*** Opening MATERIAL FOR THE TASK ***

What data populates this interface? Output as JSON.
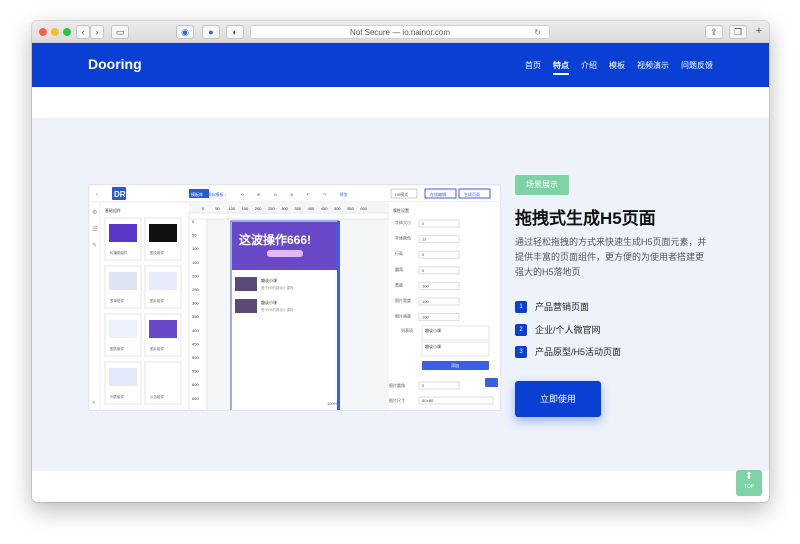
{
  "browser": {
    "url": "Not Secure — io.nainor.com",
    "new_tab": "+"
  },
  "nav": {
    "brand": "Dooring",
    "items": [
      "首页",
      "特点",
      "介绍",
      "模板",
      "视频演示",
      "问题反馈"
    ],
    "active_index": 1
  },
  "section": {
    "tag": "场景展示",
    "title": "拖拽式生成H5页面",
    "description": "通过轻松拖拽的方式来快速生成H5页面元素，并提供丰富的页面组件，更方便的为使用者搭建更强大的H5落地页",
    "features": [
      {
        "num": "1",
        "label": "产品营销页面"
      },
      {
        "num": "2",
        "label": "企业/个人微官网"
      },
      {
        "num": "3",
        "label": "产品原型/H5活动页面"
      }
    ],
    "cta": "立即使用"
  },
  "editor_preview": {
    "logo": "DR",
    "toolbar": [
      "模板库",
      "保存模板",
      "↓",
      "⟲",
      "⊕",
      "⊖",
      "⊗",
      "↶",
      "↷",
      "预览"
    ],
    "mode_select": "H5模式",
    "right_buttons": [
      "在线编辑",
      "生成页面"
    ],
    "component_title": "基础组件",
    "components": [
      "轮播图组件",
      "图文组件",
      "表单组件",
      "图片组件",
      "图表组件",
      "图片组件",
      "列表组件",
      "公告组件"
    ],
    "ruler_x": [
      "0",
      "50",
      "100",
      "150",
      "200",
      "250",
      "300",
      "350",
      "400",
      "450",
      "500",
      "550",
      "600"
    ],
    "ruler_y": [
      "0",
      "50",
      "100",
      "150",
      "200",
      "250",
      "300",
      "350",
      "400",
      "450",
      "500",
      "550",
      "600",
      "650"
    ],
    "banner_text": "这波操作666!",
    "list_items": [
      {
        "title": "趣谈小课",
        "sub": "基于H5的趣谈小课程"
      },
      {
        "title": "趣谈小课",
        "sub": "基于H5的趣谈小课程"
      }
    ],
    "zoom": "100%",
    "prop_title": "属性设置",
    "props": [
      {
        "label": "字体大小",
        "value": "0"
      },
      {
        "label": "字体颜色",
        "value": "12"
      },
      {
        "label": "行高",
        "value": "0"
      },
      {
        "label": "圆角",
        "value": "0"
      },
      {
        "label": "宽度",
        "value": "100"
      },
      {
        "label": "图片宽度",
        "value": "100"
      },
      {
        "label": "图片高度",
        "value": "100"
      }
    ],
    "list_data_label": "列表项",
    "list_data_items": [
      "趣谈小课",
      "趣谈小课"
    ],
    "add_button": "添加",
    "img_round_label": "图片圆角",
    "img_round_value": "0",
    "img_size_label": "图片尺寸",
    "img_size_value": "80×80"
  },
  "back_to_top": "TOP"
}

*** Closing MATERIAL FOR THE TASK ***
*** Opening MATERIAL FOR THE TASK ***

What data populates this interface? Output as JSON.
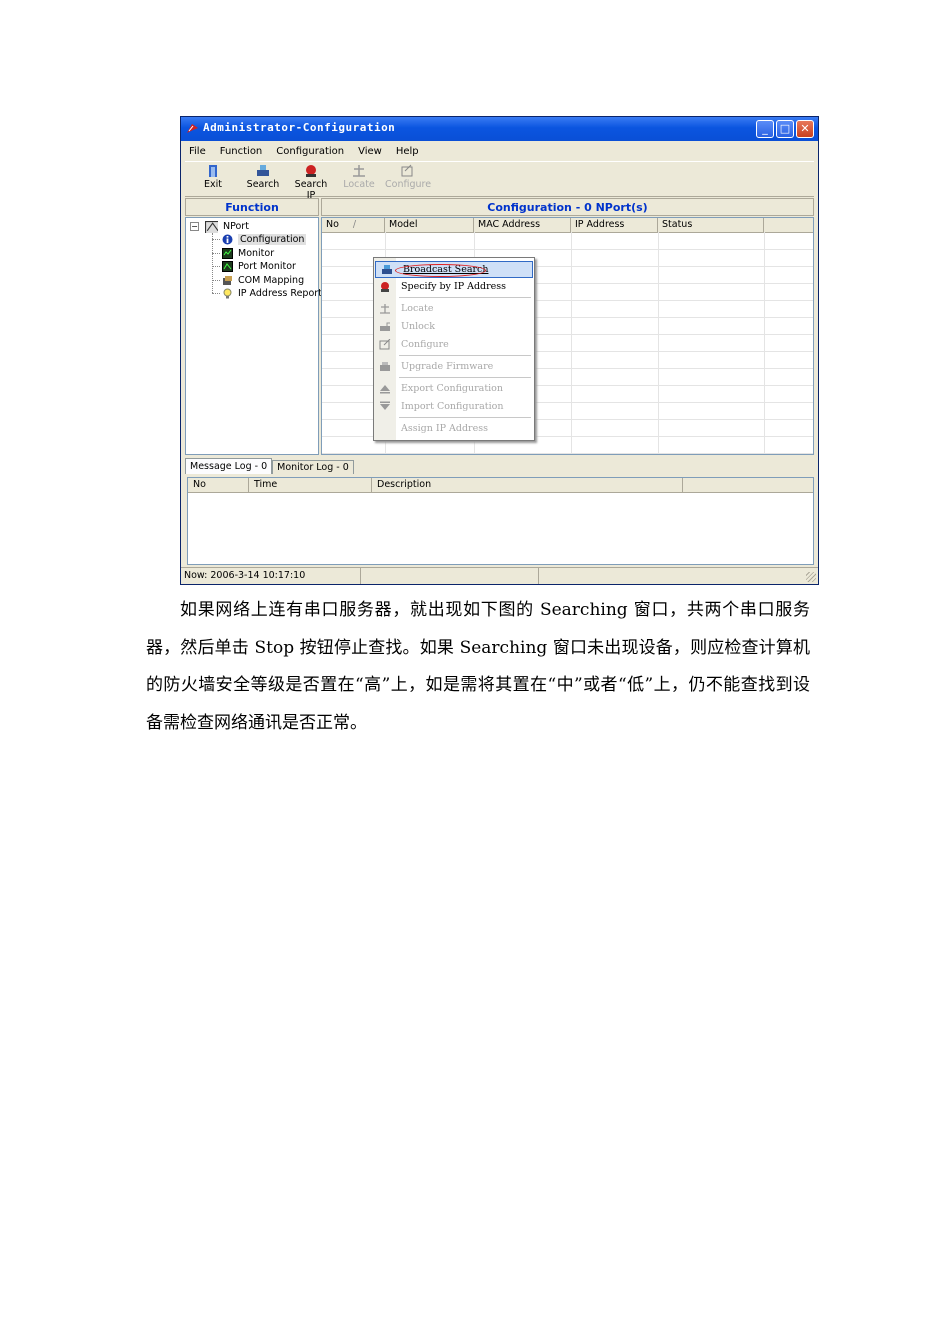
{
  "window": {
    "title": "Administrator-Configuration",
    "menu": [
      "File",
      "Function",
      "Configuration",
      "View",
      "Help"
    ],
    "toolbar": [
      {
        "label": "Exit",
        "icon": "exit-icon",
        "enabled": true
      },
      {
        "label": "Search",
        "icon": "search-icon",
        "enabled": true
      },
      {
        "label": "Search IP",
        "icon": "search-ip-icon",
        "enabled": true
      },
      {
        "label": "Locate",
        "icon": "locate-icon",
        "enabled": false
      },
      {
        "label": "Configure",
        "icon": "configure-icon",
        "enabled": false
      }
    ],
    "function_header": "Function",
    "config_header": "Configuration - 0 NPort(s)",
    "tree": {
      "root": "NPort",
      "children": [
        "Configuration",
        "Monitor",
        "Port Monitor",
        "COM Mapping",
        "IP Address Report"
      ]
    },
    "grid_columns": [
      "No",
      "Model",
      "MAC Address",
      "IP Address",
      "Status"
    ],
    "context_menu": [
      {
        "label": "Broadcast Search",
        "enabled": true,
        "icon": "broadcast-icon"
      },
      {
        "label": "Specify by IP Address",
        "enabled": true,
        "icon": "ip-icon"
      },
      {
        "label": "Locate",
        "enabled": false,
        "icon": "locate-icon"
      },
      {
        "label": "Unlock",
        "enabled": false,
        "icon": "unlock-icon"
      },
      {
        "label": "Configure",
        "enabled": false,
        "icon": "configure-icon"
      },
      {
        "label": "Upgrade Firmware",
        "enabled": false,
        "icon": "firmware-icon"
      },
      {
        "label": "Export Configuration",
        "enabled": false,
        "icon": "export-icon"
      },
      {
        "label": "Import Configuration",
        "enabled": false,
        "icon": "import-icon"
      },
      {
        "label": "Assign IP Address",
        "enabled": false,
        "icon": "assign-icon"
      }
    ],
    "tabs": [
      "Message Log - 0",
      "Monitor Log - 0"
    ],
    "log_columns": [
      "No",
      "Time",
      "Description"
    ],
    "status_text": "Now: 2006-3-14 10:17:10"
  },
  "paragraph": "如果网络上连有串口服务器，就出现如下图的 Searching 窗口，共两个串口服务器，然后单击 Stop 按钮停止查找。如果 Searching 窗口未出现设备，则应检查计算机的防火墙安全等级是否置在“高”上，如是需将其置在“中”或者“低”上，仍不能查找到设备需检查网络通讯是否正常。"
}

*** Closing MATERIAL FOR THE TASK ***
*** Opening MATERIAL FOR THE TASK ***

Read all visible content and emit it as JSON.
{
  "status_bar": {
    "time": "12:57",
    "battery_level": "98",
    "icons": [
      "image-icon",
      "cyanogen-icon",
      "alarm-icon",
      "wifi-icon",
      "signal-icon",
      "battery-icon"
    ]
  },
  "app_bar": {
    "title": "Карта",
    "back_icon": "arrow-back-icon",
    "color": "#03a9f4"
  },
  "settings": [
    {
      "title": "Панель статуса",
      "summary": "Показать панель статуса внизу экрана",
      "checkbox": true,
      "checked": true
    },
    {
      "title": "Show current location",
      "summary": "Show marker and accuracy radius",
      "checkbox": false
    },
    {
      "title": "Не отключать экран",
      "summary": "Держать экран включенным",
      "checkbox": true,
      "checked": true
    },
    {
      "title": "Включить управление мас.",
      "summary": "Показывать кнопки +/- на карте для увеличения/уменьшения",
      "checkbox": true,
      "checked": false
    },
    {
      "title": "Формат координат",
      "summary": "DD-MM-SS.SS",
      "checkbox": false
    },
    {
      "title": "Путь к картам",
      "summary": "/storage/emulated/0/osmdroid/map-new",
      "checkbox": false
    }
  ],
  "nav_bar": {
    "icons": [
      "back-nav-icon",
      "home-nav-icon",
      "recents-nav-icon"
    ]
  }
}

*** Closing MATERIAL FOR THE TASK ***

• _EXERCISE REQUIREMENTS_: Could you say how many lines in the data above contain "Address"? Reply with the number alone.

• _RESPONSE TO THIS TASK_: 5